Exercise brief -
Scan the data for "command" and copy the lines it appears in.

Entries from a dataset of interfaces
+ + + +

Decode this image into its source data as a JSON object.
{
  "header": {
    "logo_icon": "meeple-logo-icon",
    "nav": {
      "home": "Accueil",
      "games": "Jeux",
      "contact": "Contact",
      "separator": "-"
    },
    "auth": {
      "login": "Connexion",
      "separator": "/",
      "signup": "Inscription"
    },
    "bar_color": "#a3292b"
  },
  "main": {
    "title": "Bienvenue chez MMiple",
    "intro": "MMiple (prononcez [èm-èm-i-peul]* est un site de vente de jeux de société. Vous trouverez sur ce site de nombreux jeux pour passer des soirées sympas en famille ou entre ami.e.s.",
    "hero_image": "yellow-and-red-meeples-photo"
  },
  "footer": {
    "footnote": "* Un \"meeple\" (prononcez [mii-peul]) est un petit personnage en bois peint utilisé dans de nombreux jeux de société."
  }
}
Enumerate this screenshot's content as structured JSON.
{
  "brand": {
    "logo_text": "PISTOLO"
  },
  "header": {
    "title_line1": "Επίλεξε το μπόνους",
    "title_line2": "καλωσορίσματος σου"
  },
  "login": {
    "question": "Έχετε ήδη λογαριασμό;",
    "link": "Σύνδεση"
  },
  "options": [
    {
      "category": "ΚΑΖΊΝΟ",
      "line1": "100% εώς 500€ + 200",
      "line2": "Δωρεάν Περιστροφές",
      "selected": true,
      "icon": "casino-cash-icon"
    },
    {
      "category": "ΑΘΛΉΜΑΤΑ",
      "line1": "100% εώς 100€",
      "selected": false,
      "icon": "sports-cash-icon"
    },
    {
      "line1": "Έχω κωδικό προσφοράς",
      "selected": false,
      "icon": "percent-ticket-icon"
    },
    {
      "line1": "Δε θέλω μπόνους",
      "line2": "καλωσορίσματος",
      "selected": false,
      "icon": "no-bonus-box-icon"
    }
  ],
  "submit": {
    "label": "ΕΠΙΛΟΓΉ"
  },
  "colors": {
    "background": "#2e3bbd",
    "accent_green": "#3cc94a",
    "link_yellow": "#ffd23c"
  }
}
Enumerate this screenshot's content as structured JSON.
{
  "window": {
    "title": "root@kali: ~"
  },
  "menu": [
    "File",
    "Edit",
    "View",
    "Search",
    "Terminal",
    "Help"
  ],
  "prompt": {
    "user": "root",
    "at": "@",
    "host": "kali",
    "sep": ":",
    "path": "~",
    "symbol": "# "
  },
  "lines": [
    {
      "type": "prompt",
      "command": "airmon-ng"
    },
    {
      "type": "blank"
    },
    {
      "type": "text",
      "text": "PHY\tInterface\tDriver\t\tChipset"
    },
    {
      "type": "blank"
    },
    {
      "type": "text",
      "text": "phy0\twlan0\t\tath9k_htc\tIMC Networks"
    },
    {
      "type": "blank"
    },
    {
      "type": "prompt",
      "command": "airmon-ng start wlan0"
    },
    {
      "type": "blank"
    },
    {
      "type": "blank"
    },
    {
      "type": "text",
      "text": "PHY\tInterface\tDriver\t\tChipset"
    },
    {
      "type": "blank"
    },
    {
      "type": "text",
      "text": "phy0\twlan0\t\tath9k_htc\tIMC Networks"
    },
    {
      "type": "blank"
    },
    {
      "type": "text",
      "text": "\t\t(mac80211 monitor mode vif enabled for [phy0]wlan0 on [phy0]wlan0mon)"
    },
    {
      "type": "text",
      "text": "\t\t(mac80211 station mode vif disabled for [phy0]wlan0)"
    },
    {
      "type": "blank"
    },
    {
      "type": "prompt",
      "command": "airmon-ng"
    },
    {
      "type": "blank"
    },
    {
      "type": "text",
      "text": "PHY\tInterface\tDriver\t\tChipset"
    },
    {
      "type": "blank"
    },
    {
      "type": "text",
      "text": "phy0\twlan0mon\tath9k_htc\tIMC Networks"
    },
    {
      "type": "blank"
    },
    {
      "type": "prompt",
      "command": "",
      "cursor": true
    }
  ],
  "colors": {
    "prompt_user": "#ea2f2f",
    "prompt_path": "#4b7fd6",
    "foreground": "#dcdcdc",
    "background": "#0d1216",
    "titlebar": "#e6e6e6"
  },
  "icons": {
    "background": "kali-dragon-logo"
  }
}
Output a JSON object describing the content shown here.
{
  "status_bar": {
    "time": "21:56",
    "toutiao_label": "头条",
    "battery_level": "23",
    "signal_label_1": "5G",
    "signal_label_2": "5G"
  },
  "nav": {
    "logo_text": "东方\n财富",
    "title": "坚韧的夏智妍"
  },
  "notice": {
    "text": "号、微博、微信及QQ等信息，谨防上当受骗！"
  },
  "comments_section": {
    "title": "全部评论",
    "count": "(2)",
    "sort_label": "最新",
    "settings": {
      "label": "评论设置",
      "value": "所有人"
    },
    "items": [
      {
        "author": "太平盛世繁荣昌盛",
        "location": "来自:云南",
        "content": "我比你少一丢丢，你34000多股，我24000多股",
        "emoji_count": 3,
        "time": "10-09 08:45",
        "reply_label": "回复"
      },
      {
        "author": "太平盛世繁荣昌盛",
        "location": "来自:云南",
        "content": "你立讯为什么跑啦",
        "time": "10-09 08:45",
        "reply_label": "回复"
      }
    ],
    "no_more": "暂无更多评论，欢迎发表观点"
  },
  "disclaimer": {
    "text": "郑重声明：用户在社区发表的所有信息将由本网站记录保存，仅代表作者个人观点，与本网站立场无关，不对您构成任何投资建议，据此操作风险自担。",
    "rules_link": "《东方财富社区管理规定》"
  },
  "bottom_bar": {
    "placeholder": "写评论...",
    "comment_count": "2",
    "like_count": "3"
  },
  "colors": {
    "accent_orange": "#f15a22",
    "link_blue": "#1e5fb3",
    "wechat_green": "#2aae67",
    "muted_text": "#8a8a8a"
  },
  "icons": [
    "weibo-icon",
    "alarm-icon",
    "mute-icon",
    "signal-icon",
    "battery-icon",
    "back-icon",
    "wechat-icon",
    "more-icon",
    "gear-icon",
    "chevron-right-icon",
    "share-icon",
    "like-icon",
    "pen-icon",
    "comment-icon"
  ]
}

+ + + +

Answer space -
      "command": "airmon-ng"
      "command": "airmon-ng start wlan0"
      "command": "airmon-ng"
      "command": "",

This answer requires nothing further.